We were happy to meet up again at Fernandina Beach Marina with the crew on Mosey (above), we last saw them in Marathon in February. Also in attendance at the rendezvous…
Tenedos Bay is Located on the Mainland Side
of Desolation Sound – East of Mink Island
After two windy days at dock in Heriot Bay, it was nice to have a calm water day for our 27-mile run to Tenedos Bay. The location of the bay is on the mainland side of Desolation Sound, to the east of Mink Island. Having anchored in Tenedos Bay previously, we thought we’d like to try a different spot. First, we slowly cruised the perimeter of the anchorage on the opposing side of the bay. Staying to the right after entering the bay instead of to the left where we previously anchored. There were two protected coves that looked appealing, but they already had boats anchored there. Leaving not much room for another.
Desolation Sound is starting to get busy now (July). When we arrived in June there weren’t many boaters here and finding a good position was fairly easy. We ended up in the same spot as before after exhausting options for something new. It was a good site nonetheless.
As we finally rounded the corner into the dog-leg cove familiar to us, our eyes lit up to see the sailboat Spirit. She was already nestled into an area close to where we planned to anchor. We first met Pauline and Ed in June at Chatterbox Falls and again at Grace Cove. It was our turn to host happy hour on our boat. We wanted to hear more about their cruising adventures. The crew of Spirit hails from Victoria, BC. They have been boating in the PNW all their lives. Pauline and Ed have some fascinating tales of off-shore cruising south to Mexico.
Never miss an opportunity to chat with other boaters!
We have learned so much about boating by simply listening to other boaters. A valuable opportunity to gain knowledge about different cruising styles, destinations and lifestyle choices. We are always looking for inspiration. Ed and Pauline are those kind of sailors. Every time we bump into this couple, we feel their relaxed easy going personalities. They exude a sold confidence and friendly spirit with their cruising style. We always enjoyed their company and felt enriched after every encounter. Pauline shared with us all their favorite anchorages in Desolation Sound. We heard about Heriot Bay from the crew of Spirit. They said it was the best spot to provision during a stay in Desolation Sound. They are right!

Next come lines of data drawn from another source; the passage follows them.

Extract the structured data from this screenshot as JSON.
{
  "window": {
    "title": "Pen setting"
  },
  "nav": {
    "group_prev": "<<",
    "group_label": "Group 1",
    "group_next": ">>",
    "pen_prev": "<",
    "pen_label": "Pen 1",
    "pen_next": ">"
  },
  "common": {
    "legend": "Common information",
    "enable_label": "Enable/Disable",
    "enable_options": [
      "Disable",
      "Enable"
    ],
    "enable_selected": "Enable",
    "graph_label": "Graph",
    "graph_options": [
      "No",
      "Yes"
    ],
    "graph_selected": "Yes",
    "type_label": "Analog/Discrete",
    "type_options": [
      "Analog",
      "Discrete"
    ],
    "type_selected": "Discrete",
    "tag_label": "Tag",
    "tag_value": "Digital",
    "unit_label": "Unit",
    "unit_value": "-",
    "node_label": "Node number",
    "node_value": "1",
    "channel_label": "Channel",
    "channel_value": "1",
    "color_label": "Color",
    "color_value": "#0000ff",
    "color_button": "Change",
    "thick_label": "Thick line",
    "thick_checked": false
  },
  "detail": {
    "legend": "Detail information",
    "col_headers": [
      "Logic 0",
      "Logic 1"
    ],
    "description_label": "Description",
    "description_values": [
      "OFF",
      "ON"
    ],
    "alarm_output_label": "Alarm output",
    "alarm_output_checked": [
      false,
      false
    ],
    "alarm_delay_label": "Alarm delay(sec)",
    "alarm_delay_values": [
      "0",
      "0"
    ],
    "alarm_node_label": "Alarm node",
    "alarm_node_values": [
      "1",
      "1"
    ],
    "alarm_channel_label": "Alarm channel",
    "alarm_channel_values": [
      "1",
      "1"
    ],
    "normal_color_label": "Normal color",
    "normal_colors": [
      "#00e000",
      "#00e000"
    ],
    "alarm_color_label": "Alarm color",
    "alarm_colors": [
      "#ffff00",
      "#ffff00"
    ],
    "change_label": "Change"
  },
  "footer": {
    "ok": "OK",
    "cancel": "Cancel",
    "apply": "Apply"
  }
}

The next day we dinghied over to the beach where the trail head to Unwin Lake is found. Some of the more popular anchorages in Desolation Sound will feature a fresh water mountain lake. Many within walking distance of the anchorage area. The hike from Tenedos Bay to Unwin Lake is short and beautiful. Picture this… a quiet, still hike through a mossy thick forest, over fallen logs. Soon into the hike you’ll encounter a rushing, spring water stream, dancing and singing over mossy logs and rocks. Finally it will wind around and find its way through the woods and out to the bay.
Imagine this… no houses, no boats, only a steady breeze
and muffled laughing and conversation sounds of other hikers.
The trail leads to a big fresh water mountain lake. Imagine this… no houses, no boats, only a steady breeze and the sounds of other hikers nearby. We sat on a log jam (it looked like someone had tried to fashion a float out of it) on the water for well over an hour taking in the majestic mountain backdrop. Eventually, we took a dip in the clear, fresh water. One can’t help think about how this setting likely looks the same today as it did 200 years ago. Sitting on the rocks, snacking on apples, while soaking up the warm sunny day made for a great afternoon of precious peace and quiet. We were both happy to be able to share this experience with each other.
No words needed, we just listened as the wilderness spoke to us.
Later, back at the boat – the late day arrival of a 52-ft. boat made for some entertainment during happy hour, on the back deck of Kismet. The crew worked exhaustingly for well over an hour trying to anchor and stern tie to shore. While trying to mitigate a comedy of errors, the crew tried and tried again to anchor. Fortunately, all ended well, with crew happily celebrating in the galley just before night settled in.
We find our entertainment where we can while cruising in the wilds. We also completely sympathize with some of the inherent frustration associated with anchoring. We’ve all been there one time or another.